The grand jury is a powerful instrument belonging to the people, one by which they can investigate lawlessness and violations of constitutional rights by agencies and state and local offices. Roger Roots, in a legal history, Conviction Factory, says DAs and states have neutered grand juries and made them servants of the inquisitorial and accusatory corporate and commercial state.
Since February 2018 I have worked for police traffic arrest reform, required under the clear intent and scope of Tenn. Code Ann. Title 55, the motor and other vehicles law regulating shipping. Courts, police and DAs ignore this law and its clear limits and bring humiliation and injury among the entire body of the citizenry in the state. To think I have to get through a judge-appointed foreman to lodge a complaint of criminal activity by sheriffs and police departments makes me believe such a route to reform is impossible. In other words, we have no means of redress of grievance against false arrest and state violations of the shipping law through our chief protector, the grand jury.
Says Mr. Fitzpatrick: “The government has stripped grand juries of their ability to decide on their own to self-regulate, to act as their own independent entity. They’ve been taken over by prosecutors who are directing each and every act.
“The foreman is assisting the judge and the prosecutor, feeding the system of the police-growth industry. The foreman’s alliance with judges and prosecutors facilitates the prison-for-profit business model. I fear that the ruin of thousands of families in Tennessee can be traced back to these protocols the U.S. supreme court has outlawed in two major rulings.”

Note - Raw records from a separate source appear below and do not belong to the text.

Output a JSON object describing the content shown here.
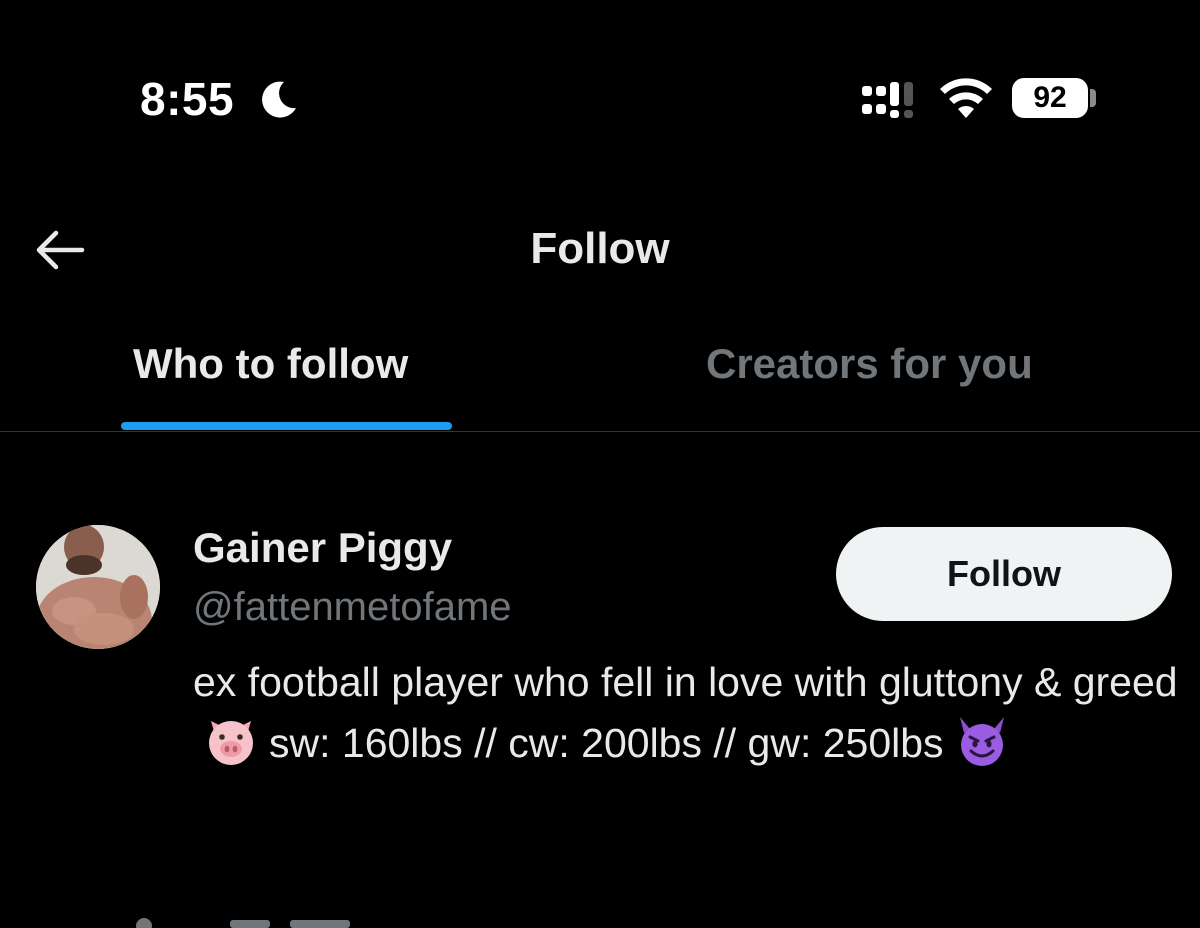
{
  "status_bar": {
    "time": "8:55",
    "battery": "92",
    "icons": [
      "moon-icon",
      "signal-icon",
      "wifi-icon",
      "battery-icon"
    ]
  },
  "header": {
    "title": "Follow",
    "back_icon": "arrow-left-icon"
  },
  "tabs": [
    {
      "label": "Who to follow",
      "active": true
    },
    {
      "label": "Creators for you",
      "active": false
    }
  ],
  "accent_color": "#1d9bf0",
  "user_card": {
    "name": "Gainer Piggy",
    "handle": "@fattenmetofame",
    "follow_label": "Follow",
    "bio_part1": "ex football player who fell in love with gluttony & greed",
    "bio_emoji1": "pig-face-emoji",
    "bio_part2": "sw: 160lbs // cw: 200lbs // gw: 250lbs",
    "bio_emoji2": "smiling-devil-emoji"
  }
}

Mr. Fitzpatrick says the quirks in Hamilton County’s grand jury records are typical of problems he has unearthed in McMinn, Monroe, Davidson, Shelby and others of the state’s 95 counties.